Abstract

The Brunswick (Braunschweig) professor of literature and philosophy, Johann Joachim Eschenburg (1743–1820), occupies an important place in the history of the German reception of Shakespeare. His work as a translator, taking up the task of completing Wieland’s project of translating all of Shakespeare’s plays, is supplemented by his keen theoretical interest in aesthetic and poetological questions. Influenced by friends like Lessing, Eschenburg took up a critical position towards Gottschedian as well as Voltairian classicism while moderately pushing towards a late enlightenment conception of literary aesthetics that would accomodate a more nuanced appreciation of alleged errors in Shakespeare’s plays. Eschenburg’s participation in the polemical battles fought about the evaluation of Shakespeare and the correct principles of literary criticism presents a fascinating case study of eighteenth-century critical practices.

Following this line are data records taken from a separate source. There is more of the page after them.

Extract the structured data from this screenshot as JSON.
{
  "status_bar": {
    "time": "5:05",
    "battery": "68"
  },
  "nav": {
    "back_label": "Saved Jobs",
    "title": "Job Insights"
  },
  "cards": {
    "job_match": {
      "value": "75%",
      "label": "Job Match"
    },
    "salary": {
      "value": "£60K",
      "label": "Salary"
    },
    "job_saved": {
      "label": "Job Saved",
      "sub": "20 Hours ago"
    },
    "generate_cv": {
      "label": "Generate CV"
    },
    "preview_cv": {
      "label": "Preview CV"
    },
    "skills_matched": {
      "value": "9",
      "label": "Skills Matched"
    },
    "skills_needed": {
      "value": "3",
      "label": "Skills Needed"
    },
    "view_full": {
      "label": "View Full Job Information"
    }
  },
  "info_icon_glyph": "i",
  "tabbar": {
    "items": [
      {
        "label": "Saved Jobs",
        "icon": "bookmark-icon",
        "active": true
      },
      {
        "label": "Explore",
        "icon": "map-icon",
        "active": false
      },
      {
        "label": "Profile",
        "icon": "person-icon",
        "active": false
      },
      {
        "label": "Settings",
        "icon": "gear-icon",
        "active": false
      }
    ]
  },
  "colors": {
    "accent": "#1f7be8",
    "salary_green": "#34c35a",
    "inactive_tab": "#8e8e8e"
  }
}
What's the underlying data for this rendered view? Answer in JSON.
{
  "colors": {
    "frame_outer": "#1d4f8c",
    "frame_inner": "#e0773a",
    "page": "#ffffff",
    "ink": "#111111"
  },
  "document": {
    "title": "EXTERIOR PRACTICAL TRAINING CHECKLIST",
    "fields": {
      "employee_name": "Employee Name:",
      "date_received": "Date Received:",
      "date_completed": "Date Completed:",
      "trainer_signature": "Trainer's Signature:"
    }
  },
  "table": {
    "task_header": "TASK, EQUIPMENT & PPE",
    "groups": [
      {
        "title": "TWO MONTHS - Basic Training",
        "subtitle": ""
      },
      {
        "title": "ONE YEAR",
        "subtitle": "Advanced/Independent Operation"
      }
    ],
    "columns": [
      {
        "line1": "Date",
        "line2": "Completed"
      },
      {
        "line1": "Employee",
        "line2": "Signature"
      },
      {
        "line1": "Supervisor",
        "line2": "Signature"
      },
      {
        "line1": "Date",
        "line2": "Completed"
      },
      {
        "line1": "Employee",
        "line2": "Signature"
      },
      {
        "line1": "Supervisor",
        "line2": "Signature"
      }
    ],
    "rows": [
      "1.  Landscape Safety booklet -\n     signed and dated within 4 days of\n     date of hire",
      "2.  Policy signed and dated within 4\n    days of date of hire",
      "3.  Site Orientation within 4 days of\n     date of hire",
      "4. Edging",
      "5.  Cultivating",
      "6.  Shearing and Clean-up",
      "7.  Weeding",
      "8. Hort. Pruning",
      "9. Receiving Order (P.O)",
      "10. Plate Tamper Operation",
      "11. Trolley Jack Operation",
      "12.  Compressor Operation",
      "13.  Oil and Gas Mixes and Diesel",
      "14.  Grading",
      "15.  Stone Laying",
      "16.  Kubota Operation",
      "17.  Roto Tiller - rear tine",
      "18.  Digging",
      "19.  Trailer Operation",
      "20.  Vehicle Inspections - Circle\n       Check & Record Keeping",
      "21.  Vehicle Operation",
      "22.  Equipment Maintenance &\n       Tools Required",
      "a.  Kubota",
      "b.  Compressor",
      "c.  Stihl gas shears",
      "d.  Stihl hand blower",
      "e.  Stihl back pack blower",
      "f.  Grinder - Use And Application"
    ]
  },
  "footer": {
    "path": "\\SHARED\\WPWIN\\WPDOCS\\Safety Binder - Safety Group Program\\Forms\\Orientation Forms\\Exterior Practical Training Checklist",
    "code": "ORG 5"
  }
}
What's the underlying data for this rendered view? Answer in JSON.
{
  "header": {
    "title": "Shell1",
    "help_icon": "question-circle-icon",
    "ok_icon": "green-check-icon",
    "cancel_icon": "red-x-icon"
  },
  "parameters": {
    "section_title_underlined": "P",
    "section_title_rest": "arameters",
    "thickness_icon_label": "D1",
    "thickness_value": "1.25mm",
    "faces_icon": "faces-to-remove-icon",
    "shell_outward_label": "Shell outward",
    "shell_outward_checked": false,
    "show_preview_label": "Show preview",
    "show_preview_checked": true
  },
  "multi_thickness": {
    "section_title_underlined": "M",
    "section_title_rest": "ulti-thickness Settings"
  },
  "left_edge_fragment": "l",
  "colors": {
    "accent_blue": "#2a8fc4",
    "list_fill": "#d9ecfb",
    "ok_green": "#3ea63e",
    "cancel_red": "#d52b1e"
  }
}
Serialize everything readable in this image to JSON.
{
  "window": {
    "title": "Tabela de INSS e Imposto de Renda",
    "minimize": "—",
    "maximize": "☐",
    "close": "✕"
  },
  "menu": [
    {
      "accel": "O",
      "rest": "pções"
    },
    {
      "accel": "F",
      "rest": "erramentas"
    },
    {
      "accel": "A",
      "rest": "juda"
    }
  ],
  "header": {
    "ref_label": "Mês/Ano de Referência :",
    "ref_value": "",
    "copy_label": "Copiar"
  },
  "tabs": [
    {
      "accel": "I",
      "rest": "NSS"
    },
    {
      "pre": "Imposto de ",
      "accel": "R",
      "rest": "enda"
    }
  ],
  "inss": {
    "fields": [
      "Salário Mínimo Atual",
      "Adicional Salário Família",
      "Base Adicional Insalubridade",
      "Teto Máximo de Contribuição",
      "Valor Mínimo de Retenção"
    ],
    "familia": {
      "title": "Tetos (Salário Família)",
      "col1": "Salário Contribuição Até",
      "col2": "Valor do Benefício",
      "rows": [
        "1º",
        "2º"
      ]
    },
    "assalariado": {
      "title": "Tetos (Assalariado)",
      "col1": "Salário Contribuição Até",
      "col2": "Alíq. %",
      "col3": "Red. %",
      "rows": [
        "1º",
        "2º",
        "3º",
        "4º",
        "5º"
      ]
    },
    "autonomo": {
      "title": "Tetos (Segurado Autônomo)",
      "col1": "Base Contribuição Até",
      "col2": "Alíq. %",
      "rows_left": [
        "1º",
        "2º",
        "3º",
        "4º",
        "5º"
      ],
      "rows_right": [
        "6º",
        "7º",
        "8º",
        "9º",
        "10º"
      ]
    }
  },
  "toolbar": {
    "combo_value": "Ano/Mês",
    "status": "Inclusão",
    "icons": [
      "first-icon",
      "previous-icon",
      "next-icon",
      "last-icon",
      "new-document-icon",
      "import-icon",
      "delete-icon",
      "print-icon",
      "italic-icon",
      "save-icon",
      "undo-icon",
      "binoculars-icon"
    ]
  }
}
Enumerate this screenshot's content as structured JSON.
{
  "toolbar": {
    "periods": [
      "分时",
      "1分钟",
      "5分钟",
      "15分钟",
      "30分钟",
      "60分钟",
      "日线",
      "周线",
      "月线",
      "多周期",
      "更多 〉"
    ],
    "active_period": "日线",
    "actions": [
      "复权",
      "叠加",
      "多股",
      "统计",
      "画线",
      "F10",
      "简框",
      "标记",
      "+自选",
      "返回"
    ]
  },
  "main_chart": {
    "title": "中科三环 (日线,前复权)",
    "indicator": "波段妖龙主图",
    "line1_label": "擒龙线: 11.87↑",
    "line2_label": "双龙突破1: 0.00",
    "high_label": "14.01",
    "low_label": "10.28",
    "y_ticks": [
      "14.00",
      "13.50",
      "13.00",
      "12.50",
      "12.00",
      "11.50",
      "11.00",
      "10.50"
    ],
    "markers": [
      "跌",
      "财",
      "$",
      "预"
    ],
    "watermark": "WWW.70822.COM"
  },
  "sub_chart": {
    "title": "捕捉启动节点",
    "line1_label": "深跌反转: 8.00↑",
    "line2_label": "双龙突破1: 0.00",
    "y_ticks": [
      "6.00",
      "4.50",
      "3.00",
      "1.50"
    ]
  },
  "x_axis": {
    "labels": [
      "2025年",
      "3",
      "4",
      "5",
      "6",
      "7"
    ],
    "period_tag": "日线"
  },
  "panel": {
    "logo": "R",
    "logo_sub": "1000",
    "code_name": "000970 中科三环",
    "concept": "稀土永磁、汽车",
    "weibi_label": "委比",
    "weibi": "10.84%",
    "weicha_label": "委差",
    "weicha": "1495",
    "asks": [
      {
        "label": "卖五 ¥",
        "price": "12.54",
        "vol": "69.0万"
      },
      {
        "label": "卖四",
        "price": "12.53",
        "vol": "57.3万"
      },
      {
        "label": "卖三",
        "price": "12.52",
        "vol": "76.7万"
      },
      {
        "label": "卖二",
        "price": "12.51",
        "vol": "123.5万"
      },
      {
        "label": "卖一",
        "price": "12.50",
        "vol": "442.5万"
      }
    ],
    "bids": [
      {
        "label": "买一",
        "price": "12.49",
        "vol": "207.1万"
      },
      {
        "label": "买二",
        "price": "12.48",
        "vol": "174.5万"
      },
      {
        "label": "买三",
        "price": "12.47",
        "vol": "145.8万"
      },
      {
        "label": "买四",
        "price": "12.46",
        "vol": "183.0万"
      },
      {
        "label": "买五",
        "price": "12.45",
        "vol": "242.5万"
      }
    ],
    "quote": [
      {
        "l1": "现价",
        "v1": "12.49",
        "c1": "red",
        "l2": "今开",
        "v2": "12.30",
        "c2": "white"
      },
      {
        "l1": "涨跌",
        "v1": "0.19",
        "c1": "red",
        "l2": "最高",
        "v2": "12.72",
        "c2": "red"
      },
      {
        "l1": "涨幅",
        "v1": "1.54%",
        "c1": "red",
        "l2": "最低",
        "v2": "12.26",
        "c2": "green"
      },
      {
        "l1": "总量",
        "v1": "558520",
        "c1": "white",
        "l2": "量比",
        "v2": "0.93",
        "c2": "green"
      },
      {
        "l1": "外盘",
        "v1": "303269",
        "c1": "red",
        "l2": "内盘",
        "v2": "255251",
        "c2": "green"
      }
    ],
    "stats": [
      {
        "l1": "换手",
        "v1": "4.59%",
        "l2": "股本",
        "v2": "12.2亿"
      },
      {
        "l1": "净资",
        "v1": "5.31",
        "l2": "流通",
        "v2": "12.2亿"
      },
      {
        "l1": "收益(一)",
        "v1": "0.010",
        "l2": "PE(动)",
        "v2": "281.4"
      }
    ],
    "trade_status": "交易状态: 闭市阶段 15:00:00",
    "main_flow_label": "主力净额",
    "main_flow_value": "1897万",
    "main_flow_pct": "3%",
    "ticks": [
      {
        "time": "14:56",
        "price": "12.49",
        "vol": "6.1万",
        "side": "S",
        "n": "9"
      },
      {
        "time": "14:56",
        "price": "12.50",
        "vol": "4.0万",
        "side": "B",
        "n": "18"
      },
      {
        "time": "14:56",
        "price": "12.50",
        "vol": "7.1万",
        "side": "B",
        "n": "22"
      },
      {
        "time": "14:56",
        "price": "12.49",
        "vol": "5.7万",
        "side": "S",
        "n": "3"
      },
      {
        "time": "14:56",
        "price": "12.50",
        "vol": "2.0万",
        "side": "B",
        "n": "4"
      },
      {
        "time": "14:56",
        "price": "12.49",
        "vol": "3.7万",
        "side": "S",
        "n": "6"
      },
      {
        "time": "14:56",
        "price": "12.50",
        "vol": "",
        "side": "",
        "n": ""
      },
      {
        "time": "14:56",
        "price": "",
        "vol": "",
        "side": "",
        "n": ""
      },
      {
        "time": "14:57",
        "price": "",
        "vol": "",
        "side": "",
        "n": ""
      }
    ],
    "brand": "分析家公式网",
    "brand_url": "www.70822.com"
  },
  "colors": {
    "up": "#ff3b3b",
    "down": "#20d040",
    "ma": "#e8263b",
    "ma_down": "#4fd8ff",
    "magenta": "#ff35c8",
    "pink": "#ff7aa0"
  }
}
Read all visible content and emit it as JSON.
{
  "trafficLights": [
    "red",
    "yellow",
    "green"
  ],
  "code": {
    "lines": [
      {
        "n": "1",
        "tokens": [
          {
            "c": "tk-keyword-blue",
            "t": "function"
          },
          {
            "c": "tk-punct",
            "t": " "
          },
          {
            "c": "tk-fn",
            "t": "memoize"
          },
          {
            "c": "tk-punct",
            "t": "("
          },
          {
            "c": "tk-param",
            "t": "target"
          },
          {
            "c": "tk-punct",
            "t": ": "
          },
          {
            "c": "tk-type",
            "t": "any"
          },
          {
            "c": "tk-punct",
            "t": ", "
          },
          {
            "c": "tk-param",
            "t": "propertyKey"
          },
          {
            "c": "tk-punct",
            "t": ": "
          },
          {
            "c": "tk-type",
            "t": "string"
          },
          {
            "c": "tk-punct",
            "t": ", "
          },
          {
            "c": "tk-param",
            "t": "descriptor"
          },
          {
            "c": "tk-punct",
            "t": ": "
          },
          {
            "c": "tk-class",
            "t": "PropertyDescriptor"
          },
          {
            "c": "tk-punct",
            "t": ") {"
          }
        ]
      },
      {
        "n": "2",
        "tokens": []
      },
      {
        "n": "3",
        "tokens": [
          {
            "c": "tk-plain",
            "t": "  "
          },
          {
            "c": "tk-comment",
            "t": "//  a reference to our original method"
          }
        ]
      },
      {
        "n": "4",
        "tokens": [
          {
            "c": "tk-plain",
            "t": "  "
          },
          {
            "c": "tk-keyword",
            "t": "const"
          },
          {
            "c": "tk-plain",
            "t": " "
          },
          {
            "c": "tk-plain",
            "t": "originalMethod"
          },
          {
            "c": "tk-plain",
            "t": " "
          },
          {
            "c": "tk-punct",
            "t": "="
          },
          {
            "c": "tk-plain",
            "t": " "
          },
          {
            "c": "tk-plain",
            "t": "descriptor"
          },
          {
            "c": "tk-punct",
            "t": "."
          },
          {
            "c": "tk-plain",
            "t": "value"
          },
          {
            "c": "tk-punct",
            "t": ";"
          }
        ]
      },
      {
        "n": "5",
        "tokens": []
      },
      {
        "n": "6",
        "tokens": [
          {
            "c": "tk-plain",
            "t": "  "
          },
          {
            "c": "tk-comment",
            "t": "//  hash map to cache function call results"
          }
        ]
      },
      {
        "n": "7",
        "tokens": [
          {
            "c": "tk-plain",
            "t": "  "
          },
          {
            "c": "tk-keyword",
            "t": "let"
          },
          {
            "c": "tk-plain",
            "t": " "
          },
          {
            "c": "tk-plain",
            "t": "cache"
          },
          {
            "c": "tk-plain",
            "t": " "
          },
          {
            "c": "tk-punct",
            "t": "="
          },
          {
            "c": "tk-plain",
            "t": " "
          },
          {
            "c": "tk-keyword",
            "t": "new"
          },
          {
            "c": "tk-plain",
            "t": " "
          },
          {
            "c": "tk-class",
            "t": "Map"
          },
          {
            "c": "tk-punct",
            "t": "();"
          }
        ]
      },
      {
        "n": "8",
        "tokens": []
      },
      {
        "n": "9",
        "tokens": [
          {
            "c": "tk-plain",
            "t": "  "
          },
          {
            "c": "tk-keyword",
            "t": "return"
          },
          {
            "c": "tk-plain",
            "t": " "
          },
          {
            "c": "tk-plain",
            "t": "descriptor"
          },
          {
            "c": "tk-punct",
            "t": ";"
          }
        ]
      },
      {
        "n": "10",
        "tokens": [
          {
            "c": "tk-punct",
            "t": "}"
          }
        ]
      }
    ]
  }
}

In this chapter, Eschenburg’s philological views concerning Shakespeare’s genius and his errors and his penchant for a polemical defense of Shakespeare against his detractors will be considered on the basis of his 1787 book Ueber W. Shakspeare, the first scholarly monograph on the poet written in German, as well as of some essays Eschenburg appended to his translations.